Be Show Day Ready!
Don’t let a missing saddle pad, forgotten feed or road detours keep you from your show. Be well prepared for the travel, stay and daily needs when heading out to a show or other horse event. Here’s some advice from Triple Crown experts on being prepared and preventing “show day jitters” for you and your horse.
– Christina Boucher Reynolds, PAS, Triple Crown Regional Sales Manager SC/NC
“My main way to avoid show jitters is to have everything planned and packed ahead of time. I also like to make sure I have things for every way things could go ‘wrong’. Whether that’s a spare bridle, zip ties, change of clothes, etc. It reduces my anxiety when I know I have a contingency plan if something goes wrong with a piece of equipment or whatever. The other thing I do is make sure I am showing at a level that I am comfortable at. Even if I’m training at a higher level, I will drop down one level so that I know both myself and the horse are going to have a good positive experience. It’s easy when to make little mistakes or feel nervous under pressure, and going at a level you feel completely comfortable with is a great way to combat that. I also like to make sure that my horse, my outfit and my tack are looking good. I feel like it gives me an extra boost of confidence. I don’t usually have the fanciest or most expensive clothes and equipment, but they all fit well, are good quality and clean.”
-Terra Mitzel, Triple Crown Insider
“When preparing for a weekend barrel race, I like to make a detailed plan weeks ahead of time to ensure everything is packed and I don’t have to stress the night before. I make sure I pre-enter by the deadline, and I secure my stalls and anything else I would need. Two days out, I start packing my trailer with tack, horse feed, hay bags and water buckets. I find that by packing early, you have time to think of anything that may be forgotten. I will make a list for unique things like rubber bands, tail conditioner, hoses, fans, stall hooks…things that will help make the weekend go much smoother! The night before a race, I clean my horse(s) and run through the trailer (again) to make sure everything they need is packed. I then start to pack for myself. My goal is to make loading up a stress free and fast process. If I am headed to an arena I have never been to before, I always look up the facility ahead of time and also like to leave an hour or two sooner, so I have extra time. Once we get to a show, the very first thing I do is unload horses and fill their water buckets. I will then start unloading my tack and hay at the stalls before heading to park the trailer and unpack myself.
Pre-race mindsets are crucial for a successful run.
I like to start tacking my horses up about 40 minutes before I race so my stress/anxiety levels stay down. About 30 minutes out, I warm the horses up and then sit for 10 minutes outside of the arena to focus. I run through the pattern in my head and visualize the layout of the arena. I am just as competitive as the next person, but also remind myself that no matter what happens, I am thankful to be riding some amazing animals. As soon as my run is over, good, bad, clean or not clean, I make sure my horses know they did amazing.”
-Katie Wimer, Triple Crown Regionals Sales Manager- VA
“Preparation is the key to success” – Alexander Graham Bell

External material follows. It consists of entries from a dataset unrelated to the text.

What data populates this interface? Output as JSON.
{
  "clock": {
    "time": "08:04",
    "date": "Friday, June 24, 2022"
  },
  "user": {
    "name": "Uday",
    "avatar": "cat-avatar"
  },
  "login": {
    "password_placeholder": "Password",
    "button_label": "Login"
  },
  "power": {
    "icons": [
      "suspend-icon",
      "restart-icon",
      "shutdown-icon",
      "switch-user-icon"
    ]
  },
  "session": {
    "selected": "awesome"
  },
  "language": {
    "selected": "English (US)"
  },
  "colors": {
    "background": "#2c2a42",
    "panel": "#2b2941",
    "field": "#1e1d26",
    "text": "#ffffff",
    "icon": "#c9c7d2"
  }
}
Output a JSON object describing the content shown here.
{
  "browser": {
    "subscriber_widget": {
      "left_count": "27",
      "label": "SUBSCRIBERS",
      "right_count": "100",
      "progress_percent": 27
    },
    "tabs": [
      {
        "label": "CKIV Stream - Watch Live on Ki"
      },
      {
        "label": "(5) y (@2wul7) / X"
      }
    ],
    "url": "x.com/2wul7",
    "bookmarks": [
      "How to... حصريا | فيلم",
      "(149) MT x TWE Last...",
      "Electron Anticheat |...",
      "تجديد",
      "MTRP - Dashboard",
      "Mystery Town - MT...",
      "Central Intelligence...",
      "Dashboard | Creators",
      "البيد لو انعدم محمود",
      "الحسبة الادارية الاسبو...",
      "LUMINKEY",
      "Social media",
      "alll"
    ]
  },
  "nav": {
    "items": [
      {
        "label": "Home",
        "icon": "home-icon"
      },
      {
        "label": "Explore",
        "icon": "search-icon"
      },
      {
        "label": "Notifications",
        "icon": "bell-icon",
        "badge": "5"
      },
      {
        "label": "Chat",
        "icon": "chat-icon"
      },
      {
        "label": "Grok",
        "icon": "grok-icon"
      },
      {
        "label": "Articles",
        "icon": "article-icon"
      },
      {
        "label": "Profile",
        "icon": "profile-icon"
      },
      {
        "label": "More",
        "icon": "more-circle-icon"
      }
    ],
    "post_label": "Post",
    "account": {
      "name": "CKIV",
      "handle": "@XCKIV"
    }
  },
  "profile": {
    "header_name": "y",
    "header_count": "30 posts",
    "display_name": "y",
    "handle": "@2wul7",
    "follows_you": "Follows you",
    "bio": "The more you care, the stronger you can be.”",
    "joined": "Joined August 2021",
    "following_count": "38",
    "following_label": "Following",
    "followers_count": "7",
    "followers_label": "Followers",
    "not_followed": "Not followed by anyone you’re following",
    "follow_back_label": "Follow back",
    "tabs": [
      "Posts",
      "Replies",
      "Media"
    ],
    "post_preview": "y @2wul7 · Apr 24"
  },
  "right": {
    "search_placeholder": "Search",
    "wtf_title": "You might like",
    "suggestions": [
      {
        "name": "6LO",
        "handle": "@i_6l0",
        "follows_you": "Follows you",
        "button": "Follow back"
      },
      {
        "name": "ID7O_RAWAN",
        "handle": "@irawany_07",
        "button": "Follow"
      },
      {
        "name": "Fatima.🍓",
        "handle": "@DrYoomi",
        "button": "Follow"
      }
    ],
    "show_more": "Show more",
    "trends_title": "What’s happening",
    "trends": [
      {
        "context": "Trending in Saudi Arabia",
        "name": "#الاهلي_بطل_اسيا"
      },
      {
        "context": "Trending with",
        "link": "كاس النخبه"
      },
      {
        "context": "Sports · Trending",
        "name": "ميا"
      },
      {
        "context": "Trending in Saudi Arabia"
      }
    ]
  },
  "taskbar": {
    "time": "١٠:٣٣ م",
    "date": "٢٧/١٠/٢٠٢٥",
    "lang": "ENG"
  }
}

“I found over the years showing in the Hunter/Jumpers, the best way to calm my show day jitters is to be as prepared as possible. I always make sure my show clothes, boots and tack are cleaned as soon as I am done showing so they are ready for the next show and I am not scrambling to pull everything together the day before. Practicing and preparing at home is what creates a great, jitter free horse show experience, for you and your horse. Once I am at the show, I like to give myself plenty of time to learn my course and watch a few riders in the divisions before me ride the course to see how it is. Once I learn the course, I visualize myself and the horse riding the course. I ride through the whole thing, taking into account places where I know my horse may have a tendency to drift. I visualize every step of a perfect round from the first foot in the ring until I exit. Then when I step in the ring, my horse can feed off my confidence, instead of my anxiety. It may not go perfectly, but if I visualize the whole course, we can get back on track if something doesn’t go right, rather than spiraling out of control during the rest of the ride. Remember, horse showing is supposed to be fun. Prepare at home and go have fun at the show!”